As CEO of Virgin Management Asia Pacific, David Baxby is responsible for managing Virgin’s investment portfolio in the region and reports directly to Richard Branson. At 32, he is also the youngest person on the BRW list of the top 20 expatriates aged 45 and younger.
But just a little over eleven years ago, the ink was barely dry on his Bachelor of Law and Bachelor of Commerce degrees from Bond University.
When David finished Year 12 at Brisbane’s John Paul College, all he knew was that he wanted to do “something in finance”.
“I’d been involved in the Sharemarket Game at high school but I was really more into sports than studying,” he says. “It was only in Year 12 that I decided to focus on schoolwork.”
Achieving a TE score of 990 (equivalent to an OP1 in today’s money) afforded him plenty of choice when it came to selecting a university. It also attracted a scholarship at Australia’s first private university – Bond on the Gold Coast.
“Bond appealed to me because it was still very new in those days. I went to the Open Day and found that they were really trying to do something different. Talking to the lecturers and students, I felt that they were all there for the same reason and that they were the right people for me to be with.”
Keeping his career options open, David opted to apply half of his scholarship to a Bachelor of Law and the other half to a Bachelor of Commerce. Bond’s three-semesters-a-year schedule would enable him to complete both degrees in three years.
“One of the big advantages of the Bond program was its flexibility. They allowed me to pick and choose subjects within each degree that were relevant to my career plans – in Law, for instance, I was able to focus on commercial and tax law as opposed to more courtroom-focussed subjects. You just can’t do that at other universities.”
David also found that being at Bond in those early days allowed him and his fellow students to put their mark on the university.
“I had a chance to contribute to creating the culture at a new university by helping to establish campus groups like the Liberal Party and the Rowing Club. We really felt we could make a difference.”
As for the financial investment in his education, David found that it “paid off ten-fold” within his first few years in the workforce by virtue of the fact that he’d finished his studies years earlier than he would have at any other university and that he then had his choice of world-class companies to work for.

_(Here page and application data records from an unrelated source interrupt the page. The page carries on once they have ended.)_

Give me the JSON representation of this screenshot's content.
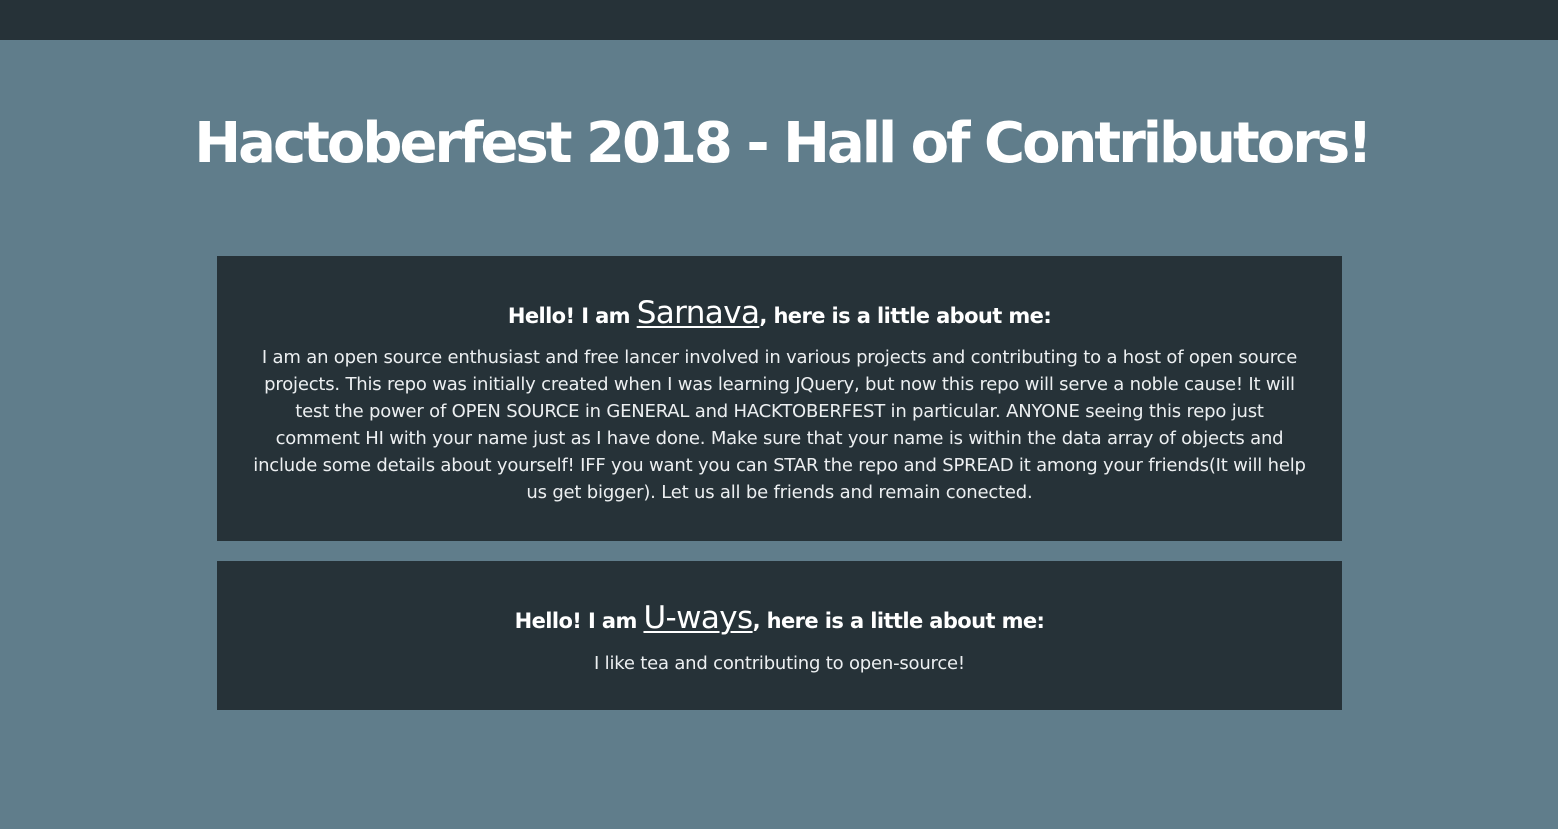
{
  "colors": {
    "page_background": "#607d8b",
    "topbar_background": "#263238",
    "card_background": "#263238",
    "text": "#ffffff"
  },
  "header": {
    "title": "Hactoberfest 2018 - Hall of Contributors!"
  },
  "contributors": [
    {
      "intro_prefix": "Hello! I am ",
      "name": "Sarnava",
      "intro_suffix": ", here is a little about me:",
      "about": "I am an open source enthusiast and free lancer involved in various projects and contributing to a host of open source projects. This repo was initially created when I was learning JQuery, but now this repo will serve a noble cause! It will test the power of OPEN SOURCE in GENERAL and HACKTOBERFEST in particular. ANYONE seeing this repo just comment HI with your name just as I have done. Make sure that your name is within the data array of objects and include some details about yourself! IFF you want you can STAR the repo and SPREAD it among your friends(It will help us get bigger). Let us all be friends and remain conected."
    },
    {
      "intro_prefix": "Hello! I am ",
      "name": "U-ways",
      "intro_suffix": ", here is a little about me:",
      "about": "I like tea and contributing to open-source!"
    }
  ]
}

Fielding plenty of job offers on graduation, David opted to join Arthur Anderson’s corporate finance division and, after 18 months, moved to Rothschild’s then Goldman Sachs.
“I came into contact with Virgin when I was appointed to act as their Advisor while working for Goldman Sachs in their London office.
“When I returned to Australia as co-head of Goldman Sach’s consumer and industrials group, I took responsibility for the sale of 50% of Virgin Blue to Patrick Corporation and the public float of Virgin Blue.”
In June 2004, Richard Branson asked David to come and work for the Virgin group directly, and he joined as Chief Executive of Virgin Management Asia Pacific.
In addition to managing their investments in Virgin Blue, Virgin Mobile, Virgin Money, Virgin Atlantic, V2, Virgin Mega stores and Virgin Radio, David is also now a Non-Executive Director on the Virgin Blue board in Australia.
As part of Virgin’s strategy to take advantage of the rapidly expanding Chinese market, David will relocate from Sydney to Shanghai this month with his wife and three children. At the top of his list are plans to launch Virgin Mobile in China, while he will also orchestrate the brand’s expansion in to India and Japan.